The Great Commission or the Great Omission? (Matt 28:16-20). It is said that: “only as the church fulfills the Great Commission can it justify her existence in the world.” Have you ever looked at this passage carefully?

What does it really say? What is the real “command” in the Great Commission?  Why don’t you grab your Bible, a piece of paper or notebook and let us chat about this? Not time to pull out the commentaries and other tools yet. How do these verses “grab” you? – You want to Read, Reflect, Record, Respond, before you conduct further Research, Reorganize and Relay what the Scripture teaches. We need to respond to what we learn through-out the process.  Application is better done at the time of illumination and encounter.

The first thing about these verses is that in v. 11, we see that whenever Jesus tells us to do something, we must do it.  And when we do, we will find it exactly as He said it will be. Jesus told these men to “go to the Galilee” (v. 7, cf. 26:32). Jesus apparently told them to go to a specific location. We may not know exactly where it was, but they knew. They obeyed. They found it just as it was told them.  He met with them just as He promised. The only appropriate response to such an encounter is “worship“. How is it that these men, who were monotheistic Jews, worshipped Jesus as their Resurrected Lord, when their religion expressly forbad them from worship any other god (Ex 20:2-6)? How is it that we often look at the same things, and some of are still remain “doubtful”?

In v. 18, Jesus came and he said “all authority in heaven and on earth has been given to me . . .” What are some of the facets of the authority that has been given to Jesus?

In v. 19, the “therefore” connects the “authority” in v. 18 with the commission. Sometimes we say that the Great Commission is to “go”. That is only a part of it.  The primary command in this verse is to “make disciples.” There are three participles in these verses, which indicate what is involved in making disciples: going, baptizing and teaching. (Grammar Point: Participles get their direction and force from the main Verb)

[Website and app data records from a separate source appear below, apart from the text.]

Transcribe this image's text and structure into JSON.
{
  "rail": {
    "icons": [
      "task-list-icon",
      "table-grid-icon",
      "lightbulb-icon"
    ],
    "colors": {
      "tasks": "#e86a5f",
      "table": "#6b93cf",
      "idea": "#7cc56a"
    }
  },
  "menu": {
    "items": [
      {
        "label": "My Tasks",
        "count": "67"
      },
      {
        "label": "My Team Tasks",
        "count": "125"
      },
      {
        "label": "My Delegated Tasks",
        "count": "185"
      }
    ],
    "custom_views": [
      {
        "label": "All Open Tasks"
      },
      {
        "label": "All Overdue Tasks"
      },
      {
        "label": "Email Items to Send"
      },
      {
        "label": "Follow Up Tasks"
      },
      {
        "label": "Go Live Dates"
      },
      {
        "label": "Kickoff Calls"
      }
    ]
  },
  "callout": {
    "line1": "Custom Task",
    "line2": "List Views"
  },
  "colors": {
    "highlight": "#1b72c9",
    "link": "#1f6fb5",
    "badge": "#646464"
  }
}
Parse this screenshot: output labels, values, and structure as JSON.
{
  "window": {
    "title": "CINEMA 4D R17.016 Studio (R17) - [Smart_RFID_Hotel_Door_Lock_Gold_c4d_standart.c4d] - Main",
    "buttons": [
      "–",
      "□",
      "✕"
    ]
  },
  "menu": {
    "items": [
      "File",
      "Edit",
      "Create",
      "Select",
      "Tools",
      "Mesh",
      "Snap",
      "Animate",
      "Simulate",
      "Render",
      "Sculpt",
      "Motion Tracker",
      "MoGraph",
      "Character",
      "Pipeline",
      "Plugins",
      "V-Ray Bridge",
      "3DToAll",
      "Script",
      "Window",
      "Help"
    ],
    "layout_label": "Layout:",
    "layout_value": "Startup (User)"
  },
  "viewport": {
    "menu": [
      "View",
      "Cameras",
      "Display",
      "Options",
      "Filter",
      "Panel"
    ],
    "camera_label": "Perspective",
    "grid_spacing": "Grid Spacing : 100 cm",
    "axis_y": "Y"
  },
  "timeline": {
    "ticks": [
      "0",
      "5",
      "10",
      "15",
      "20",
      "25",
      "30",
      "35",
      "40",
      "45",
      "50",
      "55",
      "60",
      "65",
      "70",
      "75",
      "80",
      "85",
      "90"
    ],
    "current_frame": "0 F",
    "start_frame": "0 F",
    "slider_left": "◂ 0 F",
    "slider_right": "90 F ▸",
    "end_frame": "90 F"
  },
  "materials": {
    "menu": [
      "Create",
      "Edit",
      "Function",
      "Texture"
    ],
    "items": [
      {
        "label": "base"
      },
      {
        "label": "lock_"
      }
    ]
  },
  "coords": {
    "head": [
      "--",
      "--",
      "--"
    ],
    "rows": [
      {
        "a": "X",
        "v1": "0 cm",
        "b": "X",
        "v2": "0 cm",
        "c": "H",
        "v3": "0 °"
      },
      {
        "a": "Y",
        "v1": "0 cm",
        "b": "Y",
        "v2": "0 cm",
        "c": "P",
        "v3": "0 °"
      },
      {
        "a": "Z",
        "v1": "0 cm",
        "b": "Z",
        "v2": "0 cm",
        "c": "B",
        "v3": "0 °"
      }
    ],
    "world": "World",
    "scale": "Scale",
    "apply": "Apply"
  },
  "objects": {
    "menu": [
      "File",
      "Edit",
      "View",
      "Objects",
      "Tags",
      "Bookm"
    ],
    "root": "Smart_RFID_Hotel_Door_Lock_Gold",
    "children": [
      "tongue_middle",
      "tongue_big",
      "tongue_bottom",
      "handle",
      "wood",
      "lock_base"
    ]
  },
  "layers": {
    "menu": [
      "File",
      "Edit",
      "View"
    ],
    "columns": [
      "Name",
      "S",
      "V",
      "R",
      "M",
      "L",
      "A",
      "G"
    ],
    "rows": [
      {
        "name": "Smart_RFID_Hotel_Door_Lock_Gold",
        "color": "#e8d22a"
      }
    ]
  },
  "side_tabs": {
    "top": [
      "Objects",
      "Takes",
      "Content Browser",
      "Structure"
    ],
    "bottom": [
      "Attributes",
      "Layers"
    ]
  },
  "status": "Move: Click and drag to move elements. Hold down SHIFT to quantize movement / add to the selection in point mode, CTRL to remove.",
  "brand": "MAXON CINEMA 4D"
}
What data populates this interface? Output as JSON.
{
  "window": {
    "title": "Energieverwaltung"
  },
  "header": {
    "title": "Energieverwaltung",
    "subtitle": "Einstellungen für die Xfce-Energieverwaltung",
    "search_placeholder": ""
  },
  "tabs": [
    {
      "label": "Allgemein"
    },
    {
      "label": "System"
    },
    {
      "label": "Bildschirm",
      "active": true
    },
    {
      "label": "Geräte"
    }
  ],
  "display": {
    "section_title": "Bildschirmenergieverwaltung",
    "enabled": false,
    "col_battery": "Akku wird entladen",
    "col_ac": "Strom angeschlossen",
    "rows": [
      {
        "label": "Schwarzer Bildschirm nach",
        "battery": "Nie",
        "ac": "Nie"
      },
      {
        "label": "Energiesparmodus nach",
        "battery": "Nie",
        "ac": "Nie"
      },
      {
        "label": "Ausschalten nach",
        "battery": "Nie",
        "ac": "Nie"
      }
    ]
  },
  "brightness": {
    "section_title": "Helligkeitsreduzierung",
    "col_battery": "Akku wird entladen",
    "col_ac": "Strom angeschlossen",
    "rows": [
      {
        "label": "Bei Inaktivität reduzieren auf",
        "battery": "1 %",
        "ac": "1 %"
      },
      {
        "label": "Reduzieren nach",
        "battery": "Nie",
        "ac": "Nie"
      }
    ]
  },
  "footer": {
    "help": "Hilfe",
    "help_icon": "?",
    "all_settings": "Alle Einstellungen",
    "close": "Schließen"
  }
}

Let me leave some room for discovery and discussion, but first let me “prime the pump”. The diligence of digging and the delight of discovery are twins! Notice that in this verse the word “all” is used four (4) times:

  1. All authority (v. 18)
  2. All nations (v. 19)
  3. All that “I have commanded you” (v. 20a)
  4. Always, “I will be with you” (v. 20b)

How would you explain the above? What are the implications? How are they connected to each other? How does this inspire you to be involved.  The promised are only for those who obey His commands.

Another thing: Notice that the Trinity is implicitly mentioned in this passage. The three Persons are mentioned, but the word “name” is singular.  Is this just “poor grammar” or is there a deeper meaning? The word “Trinity” is not mentioned in the Bible, but we cannot read the Bible carefully and deny that it is clearly taught. (Cross Referencing: What are some other passages that teach the doctrine of the Trinity?)

What else do these verses tells us? How might we use these verses in a prayer? Sharing, Teaching and Preaching? What are the Teaching /Preaching Points?

Can we ignore this passage and still claim loyalty to Jesus? Can we claim He is our Lord and ignore what He asks us to do in this passage? What are you doing to fulfill the Great Commission?  What are you doing to hasten the return of the King?

Here is an Inductive Bible Study Diagram of the passage to “meditate in colours.”

For further study, look at the other Great Commission Passages (Lu 24:44-49; Acts 1:8; Jn 20:19-23; Mk 16:15-20). Conduct a similar study as you did above.  When you have completed your analysis and summarized your findings of each passage, you would want to synthesize what you learnt from all these passages. Too often we have Topical Studies before Inductive Bible Studies. This is selling ourselves short. We prejudice the Text and are often inadvertently involved in fragmentary and misleading proof-texting.  Biblical Theology should always come before Systematic Theology. Having said that, now that you having done Inductive Bible Studies on the Great Commission passages, see if you can organize what you learnt around the  following headings:

  1. What is our Mandate
  2. What is our Mission?
  3. What is our Message?
  4. What are our Means?
  5. What should be our Motives?
  6. What should be our Method?
  7. What are the Measurements?

Let me know how you made out and if I may be of further assistance.  The goal of our reading, meditation, studies, etc., is transformation, not so much information.  We all know more of the Bible than we apply.  How do we get the Word to the place where it really matters? It has to travel from our heads to our hearts and then out through our hands, feet, mouths, etc.

Note: Use your Bible instead of the hyperlinks and get ahead on your “meditating in colours”. We need to learn to use our Bibles and other Tools. More on this as we go along. . .  In the meanwhile, may you become a Man / Woman of His Word and may you in turn, become “A Person of Your Word!”